OIA's rules require the school's football team to forfeit games
POSTED: 01:30 a.m. HST, Nov 10, 2010
The Oahu Interscholastic Association could have chosen not to take action against the Kahuku High School football team for using an ineligible player this season, according to league bylaws.
However, once the league decided it would, its bylaws dictate that the mandatory penalty is forfeiture of all games in which the team used the ineligible player, a state judge ruled yesterday.
Circuit Judge Karl Sakamoto's ruling came in a lawsuit filed by three Kahuku football players and their parents challenging OIA's decision last week to end Kahuku's season before it got to play in last Friday's OIA championship game against Mililani.
Sakamoto upheld the OIA decision, and the ruling prevents Kahuku from participating in the state high school football championship tournament, which begins Friday. Kahuku was undefeated and No. 1 in the Star-Advertiser's top 10 poll going into the OIA championship game.
A lawyer for the Kahuku players and parents said they will not appeal Sakamoto's ruling.
Head coach Reggie Torres suggested after the ruling that the OIA bylaws should allow the imposition of different penalties based on the seriousness of the infraction.
"Maybe we should do this on a case-by-case basis, Torres said.
OIA's lawyer Lyle Hosoda said forfeiting games for using ineligible players is a rule practiced by all high schools and colleges in the country.
Della Au Belatti, lawyer for the Kahuku players and parents, asked Sakamoto to give Kahuku the opportunity to work with the Hawaii High School Athletic Association to allow its team to play in the state championships in a manner that would not disrupt the whole tournament. However, that would mean Waianae would no longer be the third and final OIA representative in the Division I tournament. The other two OIA representatives are Mililani and Leilehua.
HHSAA Executive Director Christopher Chun said any change to the tournament "needed to be resolved a week ago."
He said changing the teams and schedules would be costly for the HHSAA, the affected schools and their supporters. And it may force the extension of the football season, placing the HHSAA at risk of violating federal Title IX gender equity requirements, Chun said.
Kahuku Principal Donna Lindsey said the player was ineligible because he was erroneously promoted to the ninth grade in 2006.
Privacy laws prohibit the school from revealing, even to the OIA, the identity of the ineligible player. However, reserve defensive tackle David Kauvaka said he is the ineligible player.
Privacy laws also prohibit the OIA from investigating alleged violations, so the league has to depend on the schools to self-report, said Dwight Toyama, OIA executive director.

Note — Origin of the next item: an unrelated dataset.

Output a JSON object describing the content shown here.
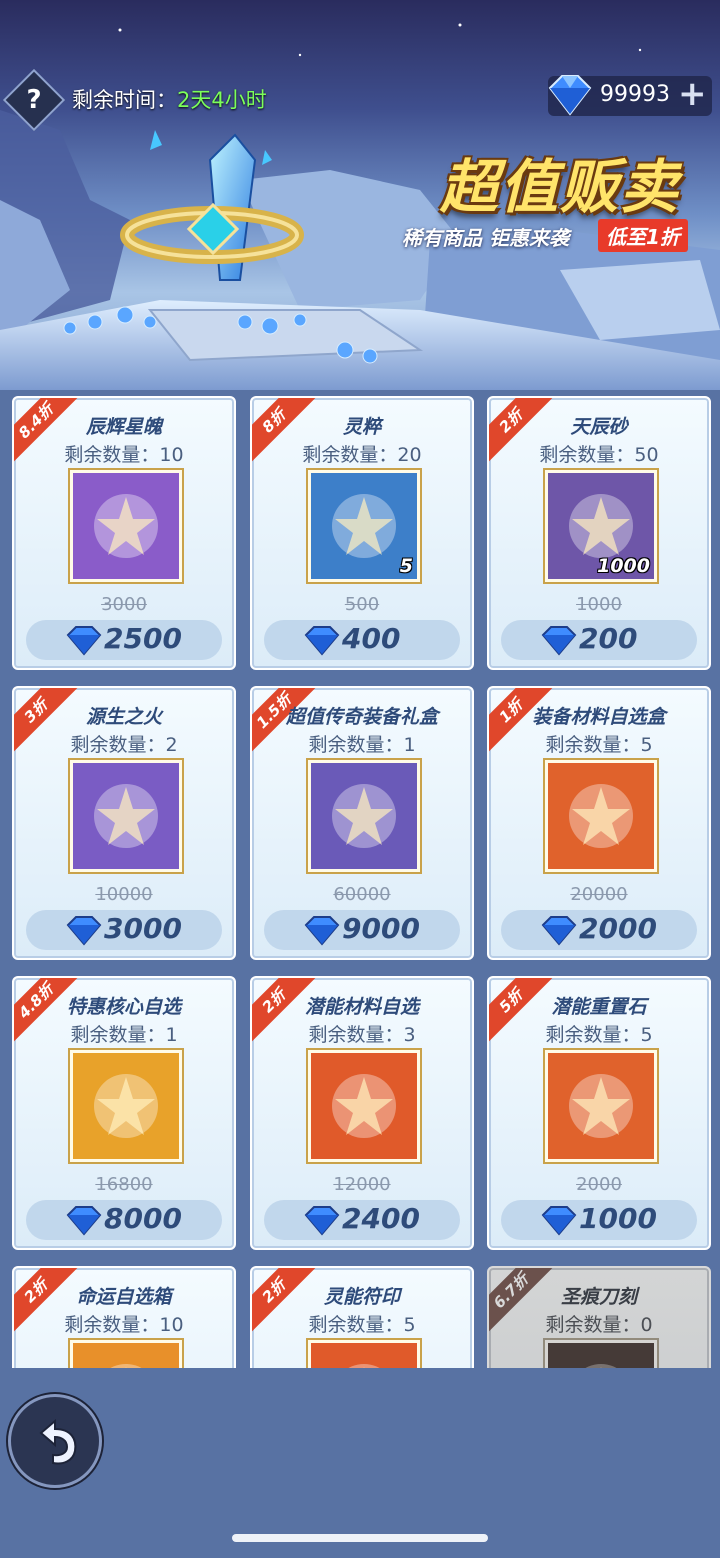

According to OIA bylaws, students have four consecutive years of eligibility upon entry to the ninth grade. This was Kauvaka's fifth year.

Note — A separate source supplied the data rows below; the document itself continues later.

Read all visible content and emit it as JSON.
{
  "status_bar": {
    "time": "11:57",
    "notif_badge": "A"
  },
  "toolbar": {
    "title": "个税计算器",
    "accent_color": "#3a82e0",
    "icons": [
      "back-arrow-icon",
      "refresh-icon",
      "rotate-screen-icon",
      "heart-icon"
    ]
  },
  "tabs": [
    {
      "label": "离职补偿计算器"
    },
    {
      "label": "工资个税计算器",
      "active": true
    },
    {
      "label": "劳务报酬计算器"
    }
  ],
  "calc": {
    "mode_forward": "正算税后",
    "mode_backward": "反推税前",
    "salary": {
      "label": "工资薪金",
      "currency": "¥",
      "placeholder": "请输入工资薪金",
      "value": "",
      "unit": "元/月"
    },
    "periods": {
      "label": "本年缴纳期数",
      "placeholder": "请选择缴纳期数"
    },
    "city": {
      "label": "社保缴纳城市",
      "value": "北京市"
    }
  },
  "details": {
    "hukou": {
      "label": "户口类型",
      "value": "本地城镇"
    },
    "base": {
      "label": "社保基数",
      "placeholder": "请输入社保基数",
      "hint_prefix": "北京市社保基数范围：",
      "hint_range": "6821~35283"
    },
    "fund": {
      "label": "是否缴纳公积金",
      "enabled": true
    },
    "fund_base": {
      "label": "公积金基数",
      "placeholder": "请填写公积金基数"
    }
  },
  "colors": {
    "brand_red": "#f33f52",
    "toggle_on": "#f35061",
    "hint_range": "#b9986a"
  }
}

"If he hadn't been erroneously promoted to the ninth grade, he wouldn't have violated the fifth-year (prohibition)," Lindsey said.
She argued unsuccessfully against the forfeiture penalty at an OIA Protest, Interpretation, Review and Sanction Committee meeting Thursday and again Friday at a meeting of the full OIA membership made up of all the participating school principals.
Protest Committee Chairman Elden Esmeralda said the committee vote was 12-0 in favor of forfeiture. Lindsey sits on the 13-member committee but did not vote because the action involves her school, Esmeralda said.
He said the full OIA membership voted 26-3 on Friday to uphold the committee decision for forfeiture. Castle and Anuenue voted with Kahuku against the forfeiture, and two schools were not present.
The protest committee convened Thursday after Lindsey reported to Esmeralda on Wednesday that Kahuku may have used an ineligible player.
"I felt that the decision was made too fast," said Kahuku senior quarterback Evan Moe, one of the plaintiffs in the lawsuit.
Moe said the state tournament would have given him more opportunity to showcase his abilities to scouts who could determine where he goes to college and whether he gets a scholarship.
The OIA has not determined how many games Kahuku must forfeit because the school has not reported in which games Kauvaka played.
Lindsey said Torres told her the ineligible player entered games in which Kahuku had large leads but could not specify exactly which ones. However, she said the student did play in the OIA playoff win against Radford.
Toyama said Kahuku forfeits that game, and because it was a single-elimination playoff, Kahuku also forfeits the win the following week against Leilehua. The Leilehua forfeit then made Kahuku ineligible to play against Mililani in the OIA championship game, he said.